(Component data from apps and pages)
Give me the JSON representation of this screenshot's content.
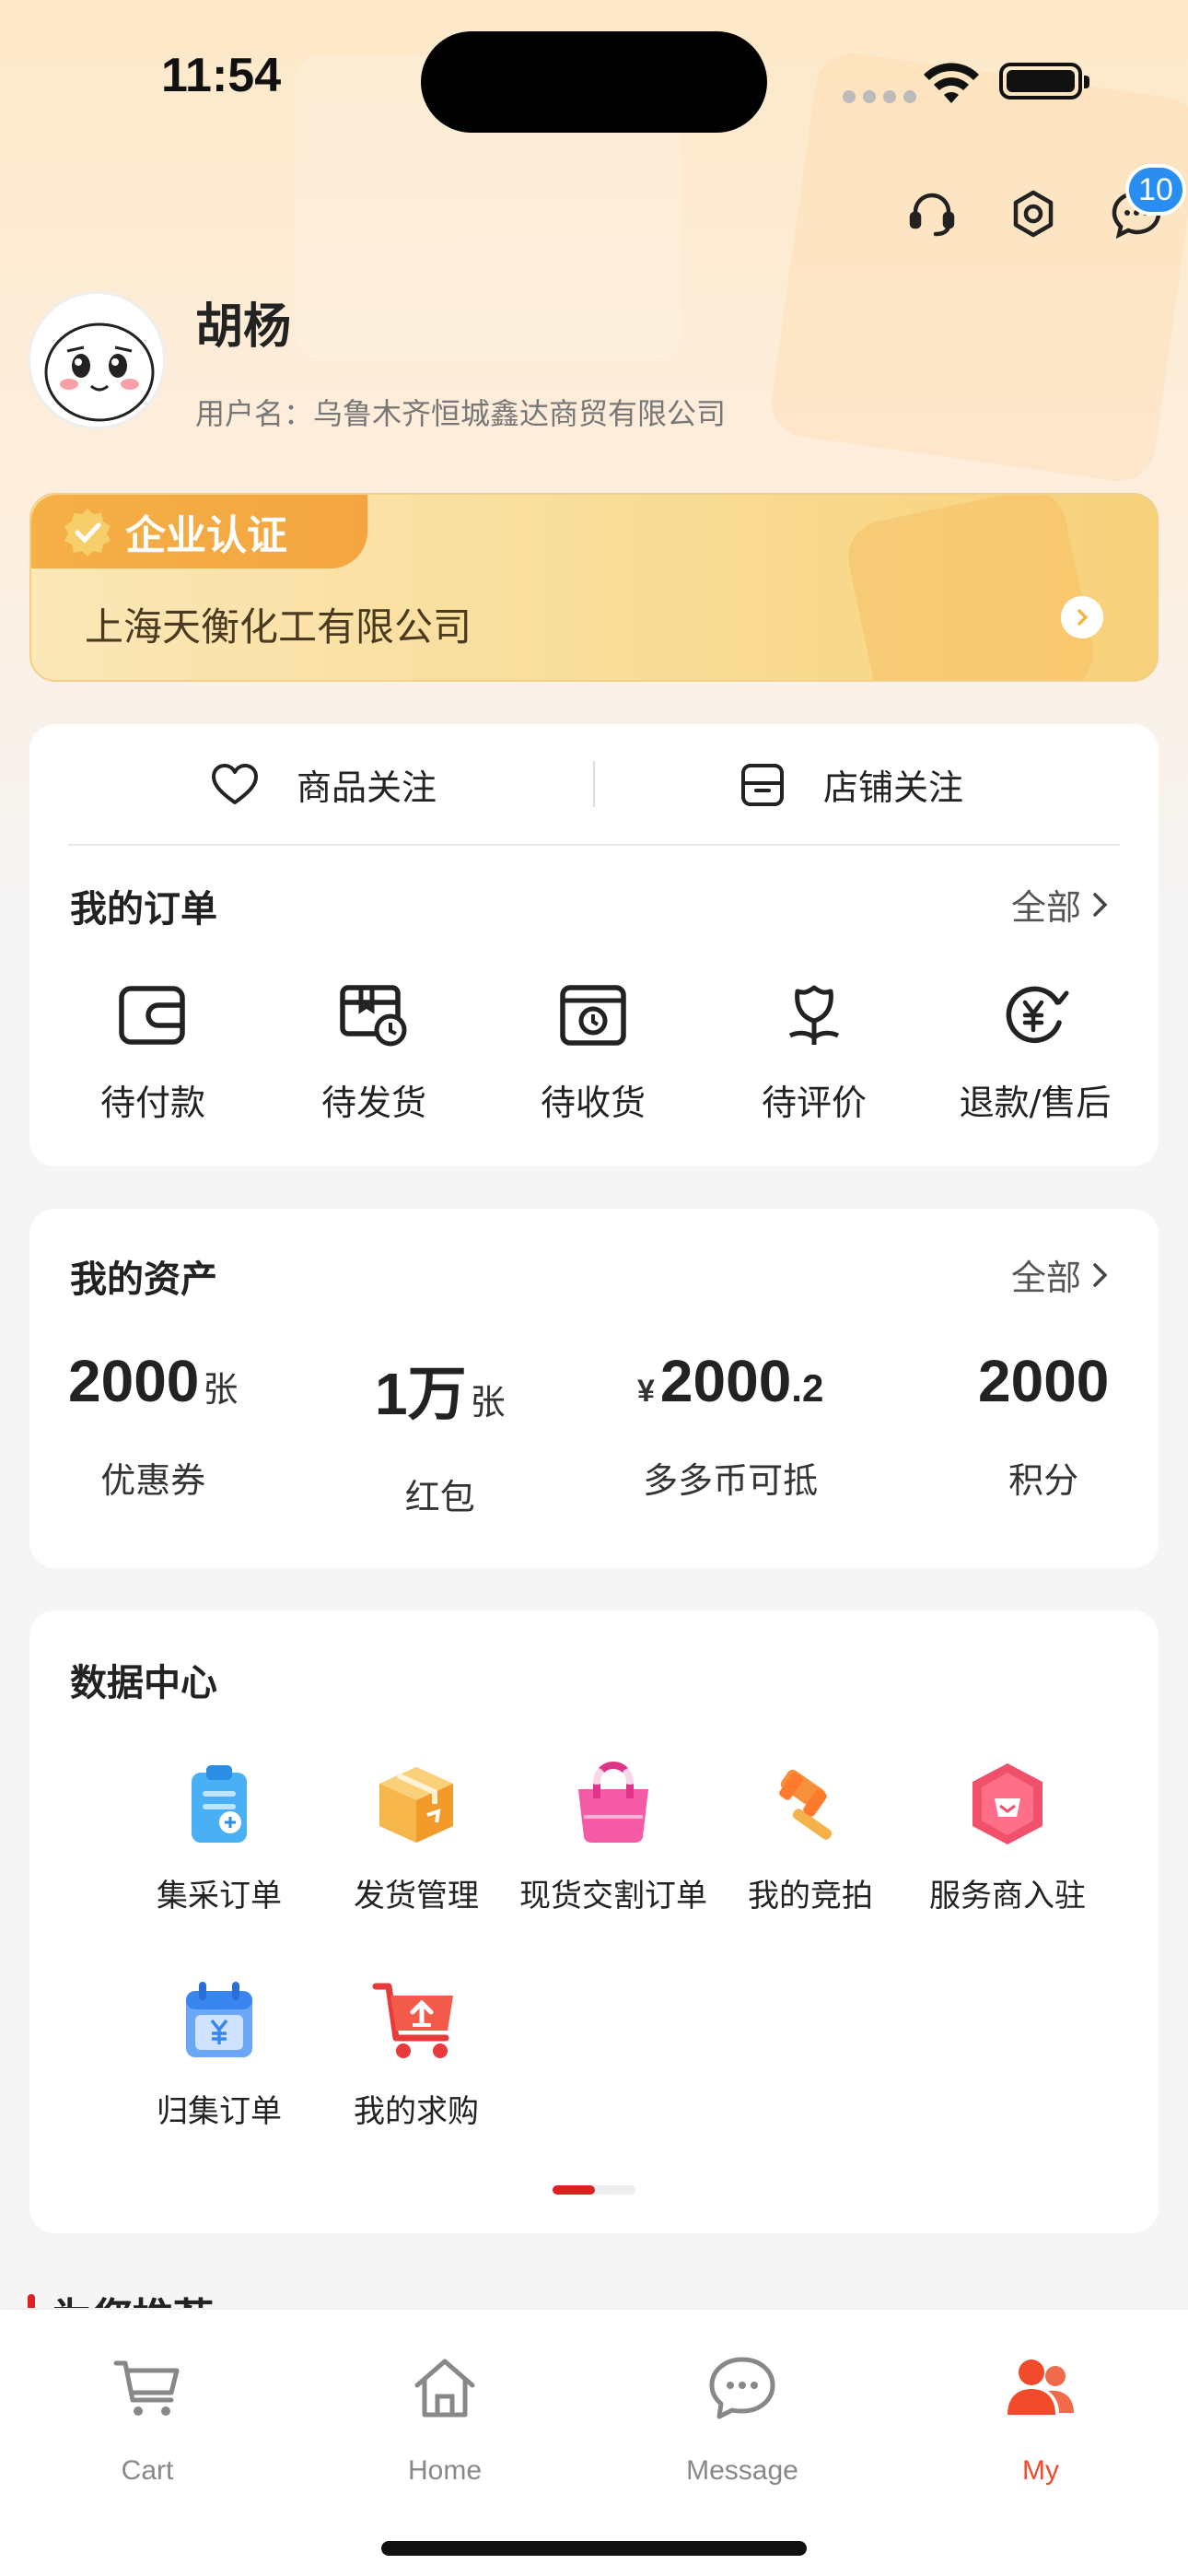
{
  "status_bar": {
    "time": "11:54"
  },
  "header": {
    "message_badge": "10"
  },
  "profile": {
    "name": "胡杨",
    "username": "用户名：乌鲁木齐恒城鑫达商贸有限公司"
  },
  "enterprise": {
    "tag_label": "企业认证",
    "company": "上海天衡化工有限公司"
  },
  "follow": {
    "product_label": "商品关注",
    "store_label": "店铺关注"
  },
  "orders": {
    "title": "我的订单",
    "more_label": "全部",
    "items": [
      {
        "label": "待付款",
        "icon": "wallet-icon"
      },
      {
        "label": "待发货",
        "icon": "ship-clock-icon"
      },
      {
        "label": "待收货",
        "icon": "receive-box-icon"
      },
      {
        "label": "待评价",
        "icon": "flower-review-icon"
      },
      {
        "label": "退款/售后",
        "icon": "refund-yen-icon"
      }
    ]
  },
  "assets": {
    "title": "我的资产",
    "more_label": "全部",
    "items": [
      {
        "value": "2000",
        "unit": "张",
        "label": "优惠券"
      },
      {
        "value": "1万",
        "unit": "张",
        "label": "红包"
      },
      {
        "currency": "¥",
        "value": "2000",
        "decimal": ".2",
        "label": "多多币可抵"
      },
      {
        "value": "2000",
        "label": "积分"
      }
    ]
  },
  "data_center": {
    "title": "数据中心",
    "items": [
      {
        "label": "集采订单",
        "icon": "clipboard-icon",
        "color": "#3aa6f0"
      },
      {
        "label": "发货管理",
        "icon": "package-icon",
        "color": "#f5a431"
      },
      {
        "label": "现货交割订单",
        "icon": "bag-icon",
        "color": "#f0509a"
      },
      {
        "label": "我的竞拍",
        "icon": "gavel-icon",
        "color": "#f58a3a"
      },
      {
        "label": "服务商入驻",
        "icon": "shield-icon",
        "color": "#f0506a"
      },
      {
        "label": "归集订单",
        "icon": "calendar-yen-icon",
        "color": "#5a9cf5"
      },
      {
        "label": "我的求购",
        "icon": "cart-upload-icon",
        "color": "#f04a3a"
      }
    ]
  },
  "recommend": {
    "title": "为您推荐"
  },
  "tabbar": {
    "items": [
      {
        "label": "Cart"
      },
      {
        "label": "Home"
      },
      {
        "label": "Message"
      },
      {
        "label": "My"
      }
    ],
    "active_color": "#f04a2a"
  }
}
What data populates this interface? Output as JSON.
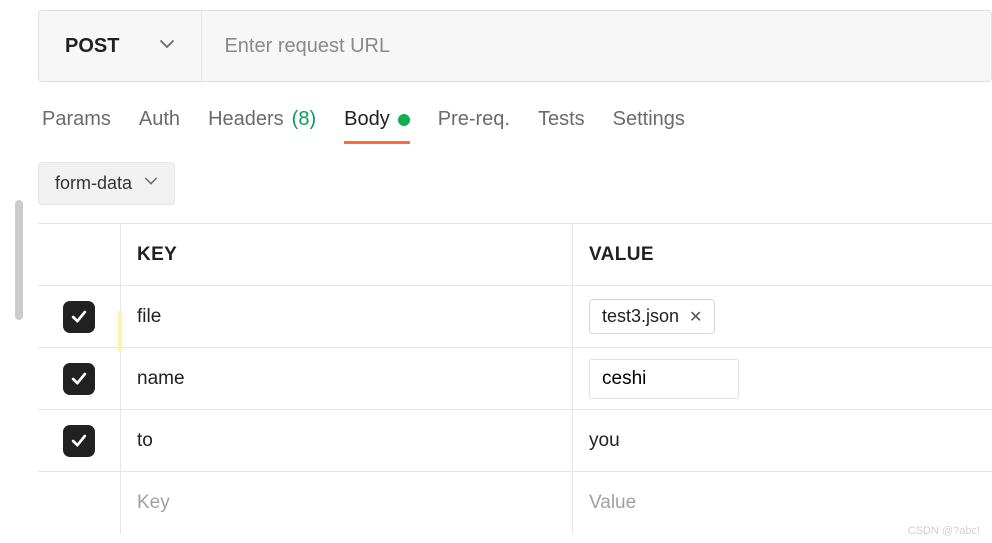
{
  "method": {
    "label": "POST"
  },
  "url": {
    "placeholder": "Enter request URL",
    "value": ""
  },
  "tabs": {
    "params": "Params",
    "auth": "Auth",
    "headers": {
      "label": "Headers",
      "count": "(8)"
    },
    "body": "Body",
    "prereq": "Pre-req.",
    "tests": "Tests",
    "settings": "Settings"
  },
  "bodyType": {
    "label": "form-data"
  },
  "table": {
    "headers": {
      "key": "KEY",
      "value": "VALUE"
    },
    "rows": [
      {
        "checked": true,
        "key": "file",
        "valueType": "file",
        "value": "test3.json"
      },
      {
        "checked": true,
        "key": "name",
        "valueType": "input",
        "value": "ceshi"
      },
      {
        "checked": true,
        "key": "to",
        "valueType": "text",
        "value": "you"
      }
    ],
    "placeholder": {
      "key": "Key",
      "value": "Value"
    }
  },
  "watermark": "CSDN @?abc!"
}
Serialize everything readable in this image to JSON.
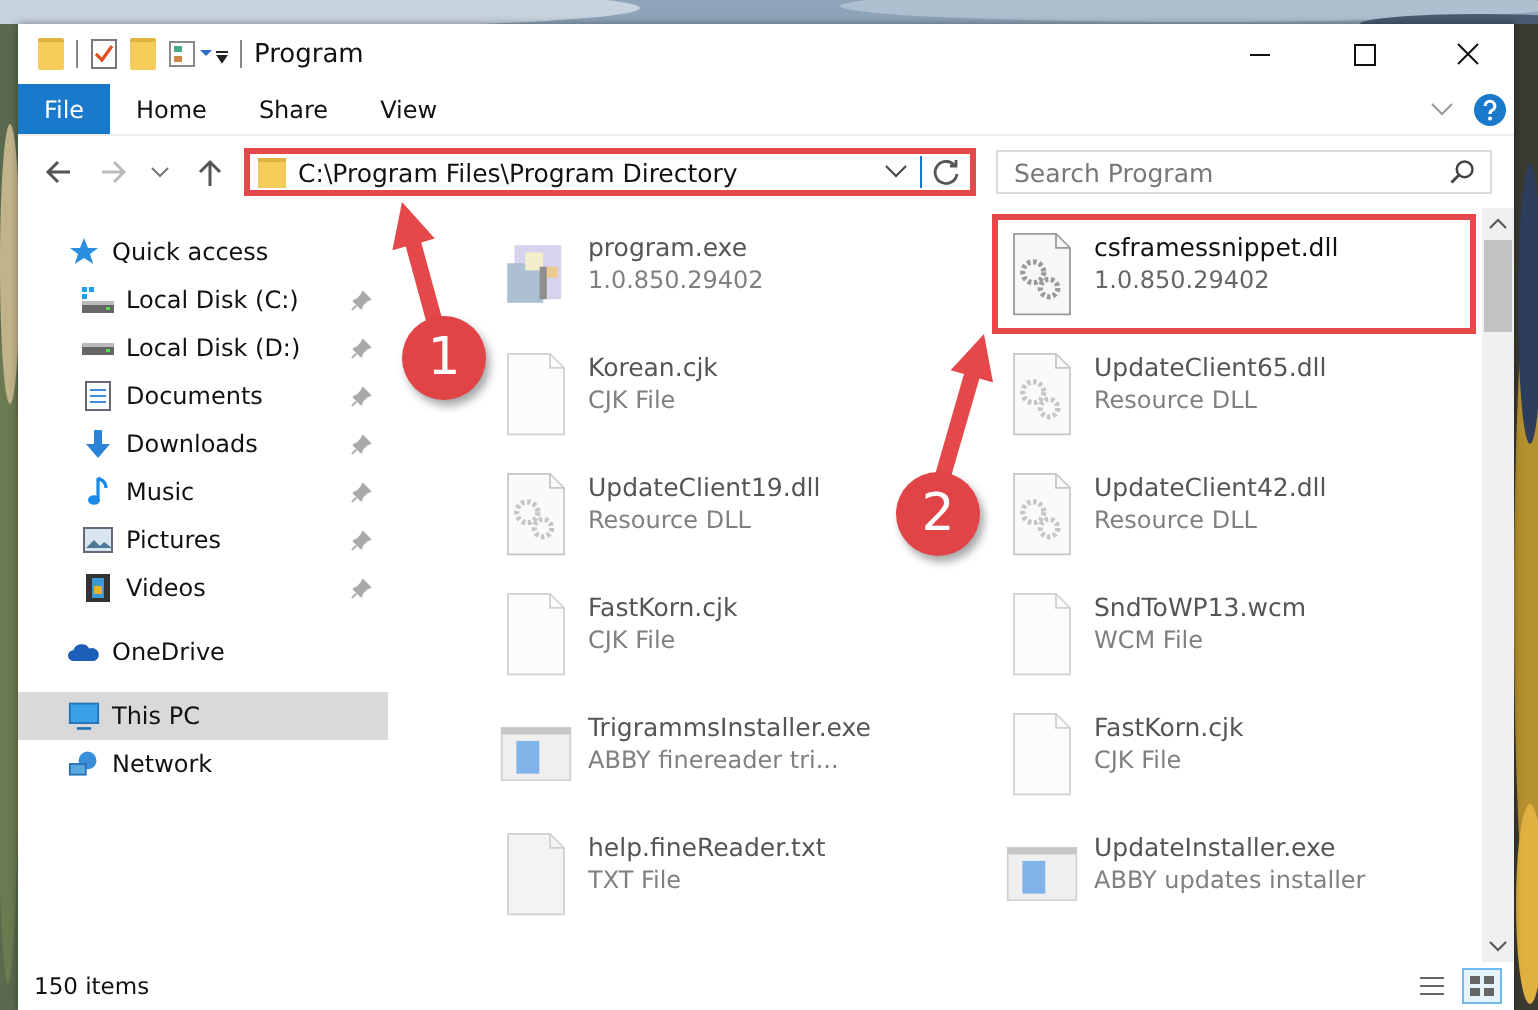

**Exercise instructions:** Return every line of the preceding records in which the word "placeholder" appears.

**Answer area:**
    "placeholder": "Enter request URL",
    "placeholder": {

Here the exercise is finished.